-- TASK INPUTS --
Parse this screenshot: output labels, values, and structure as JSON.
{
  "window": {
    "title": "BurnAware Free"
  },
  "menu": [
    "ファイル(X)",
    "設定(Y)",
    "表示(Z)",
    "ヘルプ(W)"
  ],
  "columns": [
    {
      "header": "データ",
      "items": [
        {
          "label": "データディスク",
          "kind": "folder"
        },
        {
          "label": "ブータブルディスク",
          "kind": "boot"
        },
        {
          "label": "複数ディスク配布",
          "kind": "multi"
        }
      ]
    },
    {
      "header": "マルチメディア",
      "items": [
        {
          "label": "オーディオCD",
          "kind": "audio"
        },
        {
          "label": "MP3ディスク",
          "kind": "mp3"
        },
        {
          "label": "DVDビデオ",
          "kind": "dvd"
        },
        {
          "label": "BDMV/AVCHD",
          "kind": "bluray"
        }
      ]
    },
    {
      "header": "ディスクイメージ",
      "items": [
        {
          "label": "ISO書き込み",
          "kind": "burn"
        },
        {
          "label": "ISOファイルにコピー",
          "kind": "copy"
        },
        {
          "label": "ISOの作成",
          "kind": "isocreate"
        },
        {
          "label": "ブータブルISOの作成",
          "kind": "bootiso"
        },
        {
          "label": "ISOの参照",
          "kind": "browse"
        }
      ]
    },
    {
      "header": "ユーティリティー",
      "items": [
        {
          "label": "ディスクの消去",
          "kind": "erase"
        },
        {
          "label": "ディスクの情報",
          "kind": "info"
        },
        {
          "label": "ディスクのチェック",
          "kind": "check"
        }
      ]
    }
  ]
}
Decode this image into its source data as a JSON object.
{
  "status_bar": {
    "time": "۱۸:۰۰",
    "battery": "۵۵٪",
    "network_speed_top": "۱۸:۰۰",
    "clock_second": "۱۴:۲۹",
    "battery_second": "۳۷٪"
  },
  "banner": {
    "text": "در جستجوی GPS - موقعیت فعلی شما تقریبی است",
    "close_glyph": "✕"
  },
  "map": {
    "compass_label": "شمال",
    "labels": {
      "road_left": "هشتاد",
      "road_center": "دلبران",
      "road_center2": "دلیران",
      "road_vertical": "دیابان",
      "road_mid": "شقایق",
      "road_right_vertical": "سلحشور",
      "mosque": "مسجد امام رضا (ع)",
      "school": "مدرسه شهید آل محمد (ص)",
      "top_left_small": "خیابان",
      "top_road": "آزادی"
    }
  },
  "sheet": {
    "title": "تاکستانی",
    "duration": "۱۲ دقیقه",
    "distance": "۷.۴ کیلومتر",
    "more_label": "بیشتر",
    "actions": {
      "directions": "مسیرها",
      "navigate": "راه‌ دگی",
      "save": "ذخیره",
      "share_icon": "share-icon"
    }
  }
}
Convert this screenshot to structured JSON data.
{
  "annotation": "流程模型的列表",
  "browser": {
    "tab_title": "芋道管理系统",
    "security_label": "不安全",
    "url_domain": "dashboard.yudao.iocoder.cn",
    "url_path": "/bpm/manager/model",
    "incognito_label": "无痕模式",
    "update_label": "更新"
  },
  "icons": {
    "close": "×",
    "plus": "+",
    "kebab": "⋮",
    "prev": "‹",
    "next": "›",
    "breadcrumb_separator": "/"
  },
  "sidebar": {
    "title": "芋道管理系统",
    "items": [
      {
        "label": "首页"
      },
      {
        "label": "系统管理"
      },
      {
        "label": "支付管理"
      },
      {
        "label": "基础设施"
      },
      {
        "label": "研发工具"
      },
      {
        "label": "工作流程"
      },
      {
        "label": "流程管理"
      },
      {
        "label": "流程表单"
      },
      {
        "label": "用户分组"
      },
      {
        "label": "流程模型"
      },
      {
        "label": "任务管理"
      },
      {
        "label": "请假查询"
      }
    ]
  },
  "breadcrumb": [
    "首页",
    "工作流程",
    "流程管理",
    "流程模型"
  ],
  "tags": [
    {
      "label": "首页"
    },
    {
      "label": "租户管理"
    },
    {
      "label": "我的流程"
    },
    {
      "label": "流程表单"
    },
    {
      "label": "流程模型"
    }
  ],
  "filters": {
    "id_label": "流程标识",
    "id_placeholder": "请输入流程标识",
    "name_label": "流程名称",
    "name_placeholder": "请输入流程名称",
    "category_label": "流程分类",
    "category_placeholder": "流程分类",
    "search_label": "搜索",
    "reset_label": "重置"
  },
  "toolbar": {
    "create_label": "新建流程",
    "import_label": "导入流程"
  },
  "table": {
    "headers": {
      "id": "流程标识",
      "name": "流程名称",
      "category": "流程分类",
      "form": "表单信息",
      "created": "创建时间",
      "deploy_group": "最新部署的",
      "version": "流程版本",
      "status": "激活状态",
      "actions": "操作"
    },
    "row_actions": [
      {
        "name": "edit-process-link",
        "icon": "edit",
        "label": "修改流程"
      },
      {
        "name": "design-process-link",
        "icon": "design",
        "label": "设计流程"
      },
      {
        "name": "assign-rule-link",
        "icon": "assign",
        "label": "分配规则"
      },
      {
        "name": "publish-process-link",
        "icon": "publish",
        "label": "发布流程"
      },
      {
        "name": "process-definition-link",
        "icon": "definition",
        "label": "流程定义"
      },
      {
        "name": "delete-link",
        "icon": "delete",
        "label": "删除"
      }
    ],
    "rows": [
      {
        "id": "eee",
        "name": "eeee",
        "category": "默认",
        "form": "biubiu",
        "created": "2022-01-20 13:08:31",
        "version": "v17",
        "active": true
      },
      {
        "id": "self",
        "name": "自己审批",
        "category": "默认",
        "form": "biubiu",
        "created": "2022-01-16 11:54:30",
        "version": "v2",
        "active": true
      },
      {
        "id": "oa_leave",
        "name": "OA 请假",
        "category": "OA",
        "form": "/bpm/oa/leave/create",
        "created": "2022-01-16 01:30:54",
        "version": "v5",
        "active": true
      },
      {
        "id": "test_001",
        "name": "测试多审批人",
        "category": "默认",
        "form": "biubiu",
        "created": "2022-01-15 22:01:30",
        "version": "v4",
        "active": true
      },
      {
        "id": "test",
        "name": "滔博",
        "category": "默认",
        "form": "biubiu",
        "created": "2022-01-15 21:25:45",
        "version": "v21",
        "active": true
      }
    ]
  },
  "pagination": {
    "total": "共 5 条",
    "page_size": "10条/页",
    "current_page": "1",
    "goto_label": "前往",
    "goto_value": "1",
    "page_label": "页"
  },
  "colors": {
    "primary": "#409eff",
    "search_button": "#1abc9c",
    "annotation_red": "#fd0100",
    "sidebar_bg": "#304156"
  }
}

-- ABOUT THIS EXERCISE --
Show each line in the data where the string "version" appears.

-- SOLUTION --
      "version": "流程版本",
        "version": "v17",
        "version": "v2",
        "version": "v5",
        "version": "v4",
        "version": "v21",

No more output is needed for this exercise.